__REQUIREMENT__:
All the entries that follow are to be returned exactly.

Web page and app entries:
━━━━━━━━━━

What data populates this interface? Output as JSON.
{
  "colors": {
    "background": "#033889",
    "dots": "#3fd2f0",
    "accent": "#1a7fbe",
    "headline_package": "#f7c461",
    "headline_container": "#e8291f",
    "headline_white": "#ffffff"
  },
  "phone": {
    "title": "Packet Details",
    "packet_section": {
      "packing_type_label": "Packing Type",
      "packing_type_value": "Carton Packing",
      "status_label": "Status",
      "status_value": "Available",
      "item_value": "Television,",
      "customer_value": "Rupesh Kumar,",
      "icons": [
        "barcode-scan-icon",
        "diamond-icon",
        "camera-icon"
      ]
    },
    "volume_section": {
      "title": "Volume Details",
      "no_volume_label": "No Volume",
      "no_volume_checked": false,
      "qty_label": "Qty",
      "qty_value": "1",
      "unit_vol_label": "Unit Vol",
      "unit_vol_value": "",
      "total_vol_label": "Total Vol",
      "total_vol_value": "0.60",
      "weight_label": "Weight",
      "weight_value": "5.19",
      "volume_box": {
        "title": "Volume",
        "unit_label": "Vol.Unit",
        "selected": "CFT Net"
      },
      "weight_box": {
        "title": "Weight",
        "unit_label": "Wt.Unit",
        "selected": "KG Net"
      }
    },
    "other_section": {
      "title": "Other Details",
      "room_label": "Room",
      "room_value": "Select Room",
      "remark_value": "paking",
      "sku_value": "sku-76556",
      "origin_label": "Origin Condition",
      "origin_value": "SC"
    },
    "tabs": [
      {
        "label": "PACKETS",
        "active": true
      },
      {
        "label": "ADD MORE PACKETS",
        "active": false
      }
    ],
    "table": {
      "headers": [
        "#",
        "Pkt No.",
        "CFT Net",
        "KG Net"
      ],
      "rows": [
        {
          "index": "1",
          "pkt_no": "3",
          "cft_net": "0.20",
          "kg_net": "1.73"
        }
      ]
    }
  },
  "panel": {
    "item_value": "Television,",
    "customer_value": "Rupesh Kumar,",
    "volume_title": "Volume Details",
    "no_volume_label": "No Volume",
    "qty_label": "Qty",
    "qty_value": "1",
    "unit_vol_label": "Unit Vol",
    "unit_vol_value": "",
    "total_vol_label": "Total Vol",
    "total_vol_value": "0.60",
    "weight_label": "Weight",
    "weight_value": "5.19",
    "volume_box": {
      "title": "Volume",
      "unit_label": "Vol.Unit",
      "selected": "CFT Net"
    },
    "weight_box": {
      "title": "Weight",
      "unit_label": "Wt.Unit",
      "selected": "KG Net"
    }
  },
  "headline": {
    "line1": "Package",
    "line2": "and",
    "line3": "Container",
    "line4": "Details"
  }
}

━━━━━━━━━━

__ANSWER SECTION__:
What data populates this interface? Output as JSON.
{
  "colors": {
    "background": "#033889",
    "dots": "#3fd2f0",
    "accent": "#1a7fbe",
    "headline_package": "#f7c461",
    "headline_container": "#e8291f",
    "headline_white": "#ffffff"
  },
  "phone": {
    "title": "Packet Details",
    "packet_section": {
      "packing_type_label": "Packing Type",
      "packing_type_value": "Carton Packing",
      "status_label": "Status",
      "status_value": "Available",
      "item_value": "Television,",
      "customer_value": "Rupesh Kumar,",
      "icons": [
        "barcode-scan-icon",
        "diamond-icon",
        "camera-icon"
      ]
    },
    "volume_section": {
      "title": "Volume Details",
      "no_volume_label": "No Volume",
      "no_volume_checked": false,
      "qty_label": "Qty",
      "qty_value": "1",
      "unit_vol_label": "Unit Vol",
      "unit_vol_value": "",
      "total_vol_label": "Total Vol",
      "total_vol_value": "0.60",
      "weight_label": "Weight",
      "weight_value": "5.19",
      "volume_box": {
        "title": "Volume",
        "unit_label": "Vol.Unit",
        "selected": "CFT Net"
      },
      "weight_box": {
        "title": "Weight",
        "unit_label": "Wt.Unit",
        "selected": "KG Net"
      }
    },
    "other_section": {
      "title": "Other Details",
      "room_label": "Room",
      "room_value": "Select Room",
      "remark_value": "paking",
      "sku_value": "sku-76556",
      "origin_label": "Origin Condition",
      "origin_value": "SC"
    },
    "tabs": [
      {
        "label": "PACKETS",
        "active": true
      },
      {
        "label": "ADD MORE PACKETS",
        "active": false
      }
    ],
    "table": {
      "headers": [
        "#",
        "Pkt No.",
        "CFT Net",
        "KG Net"
      ],
      "rows": [
        {
          "index": "1",
          "pkt_no": "3",
          "cft_net": "0.20",
          "kg_net": "1.73"
        }
      ]
    }
  },
  "panel": {
    "item_value": "Television,",
    "customer_value": "Rupesh Kumar,",
    "volume_title": "Volume Details",
    "no_volume_label": "No Volume",
    "qty_label": "Qty",
    "qty_value": "1",
    "unit_vol_label": "Unit Vol",
    "unit_vol_value": "",
    "total_vol_label": "Total Vol",
    "total_vol_value": "0.60",
    "weight_label": "Weight",
    "weight_value": "5.19",
    "volume_box": {
      "title": "Volume",
      "unit_label": "Vol.Unit",
      "selected": "CFT Net"
    },
    "weight_box": {
      "title": "Weight",
      "unit_label": "Wt.Unit",
      "selected": "KG Net"
    }
  },
  "headline": {
    "line1": "Package",
    "line2": "and",
    "line3": "Container",
    "line4": "Details"
  }
}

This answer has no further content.